Retyping the entries exactly is all that is required.

|---|

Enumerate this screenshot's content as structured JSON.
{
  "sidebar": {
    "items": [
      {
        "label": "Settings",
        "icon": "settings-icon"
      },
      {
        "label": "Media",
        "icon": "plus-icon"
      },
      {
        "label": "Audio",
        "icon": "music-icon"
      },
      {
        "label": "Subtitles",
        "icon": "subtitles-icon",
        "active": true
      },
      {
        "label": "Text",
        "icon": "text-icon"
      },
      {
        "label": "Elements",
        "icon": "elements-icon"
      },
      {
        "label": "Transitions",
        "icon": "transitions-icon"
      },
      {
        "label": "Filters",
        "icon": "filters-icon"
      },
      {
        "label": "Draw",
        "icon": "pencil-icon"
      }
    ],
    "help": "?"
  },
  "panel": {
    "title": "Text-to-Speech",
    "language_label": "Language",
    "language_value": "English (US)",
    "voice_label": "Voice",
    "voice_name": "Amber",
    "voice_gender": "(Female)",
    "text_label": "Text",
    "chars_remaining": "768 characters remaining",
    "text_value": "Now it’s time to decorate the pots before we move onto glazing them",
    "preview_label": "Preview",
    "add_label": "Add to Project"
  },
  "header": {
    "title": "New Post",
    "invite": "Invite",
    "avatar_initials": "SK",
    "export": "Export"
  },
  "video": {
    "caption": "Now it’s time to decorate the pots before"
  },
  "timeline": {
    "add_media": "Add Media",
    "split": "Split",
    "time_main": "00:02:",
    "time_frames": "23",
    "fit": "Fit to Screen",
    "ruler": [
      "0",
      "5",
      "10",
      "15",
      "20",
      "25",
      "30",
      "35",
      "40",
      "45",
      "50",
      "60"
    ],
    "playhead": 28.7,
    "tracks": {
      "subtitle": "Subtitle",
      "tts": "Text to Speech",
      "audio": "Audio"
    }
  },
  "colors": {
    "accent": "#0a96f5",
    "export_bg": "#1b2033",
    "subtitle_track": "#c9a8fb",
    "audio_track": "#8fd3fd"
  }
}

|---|

■ Result
Enumerate this screenshot's content as structured JSON.
{
  "sidebar": {
    "items": [
      {
        "label": "Settings",
        "icon": "settings-icon"
      },
      {
        "label": "Media",
        "icon": "plus-icon"
      },
      {
        "label": "Audio",
        "icon": "music-icon"
      },
      {
        "label": "Subtitles",
        "icon": "subtitles-icon",
        "active": true
      },
      {
        "label": "Text",
        "icon": "text-icon"
      },
      {
        "label": "Elements",
        "icon": "elements-icon"
      },
      {
        "label": "Transitions",
        "icon": "transitions-icon"
      },
      {
        "label": "Filters",
        "icon": "filters-icon"
      },
      {
        "label": "Draw",
        "icon": "pencil-icon"
      }
    ],
    "help": "?"
  },
  "panel": {
    "title": "Text-to-Speech",
    "language_label": "Language",
    "language_value": "English (US)",
    "voice_label": "Voice",
    "voice_name": "Amber",
    "voice_gender": "(Female)",
    "text_label": "Text",
    "chars_remaining": "768 characters remaining",
    "text_value": "Now it’s time to decorate the pots before we move onto glazing them",
    "preview_label": "Preview",
    "add_label": "Add to Project"
  },
  "header": {
    "title": "New Post",
    "invite": "Invite",
    "avatar_initials": "SK",
    "export": "Export"
  },
  "video": {
    "caption": "Now it’s time to decorate the pots before"
  },
  "timeline": {
    "add_media": "Add Media",
    "split": "Split",
    "time_main": "00:02:",
    "time_frames": "23",
    "fit": "Fit to Screen",
    "ruler": [
      "0",
      "5",
      "10",
      "15",
      "20",
      "25",
      "30",
      "35",
      "40",
      "45",
      "50",
      "60"
    ],
    "playhead": 28.7,
    "tracks": {
      "subtitle": "Subtitle",
      "tts": "Text to Speech",
      "audio": "Audio"
    }
  },
  "colors": {
    "accent": "#0a96f5",
    "export_bg": "#1b2033",
    "subtitle_track": "#c9a8fb",
    "audio_track": "#8fd3fd"
  }
}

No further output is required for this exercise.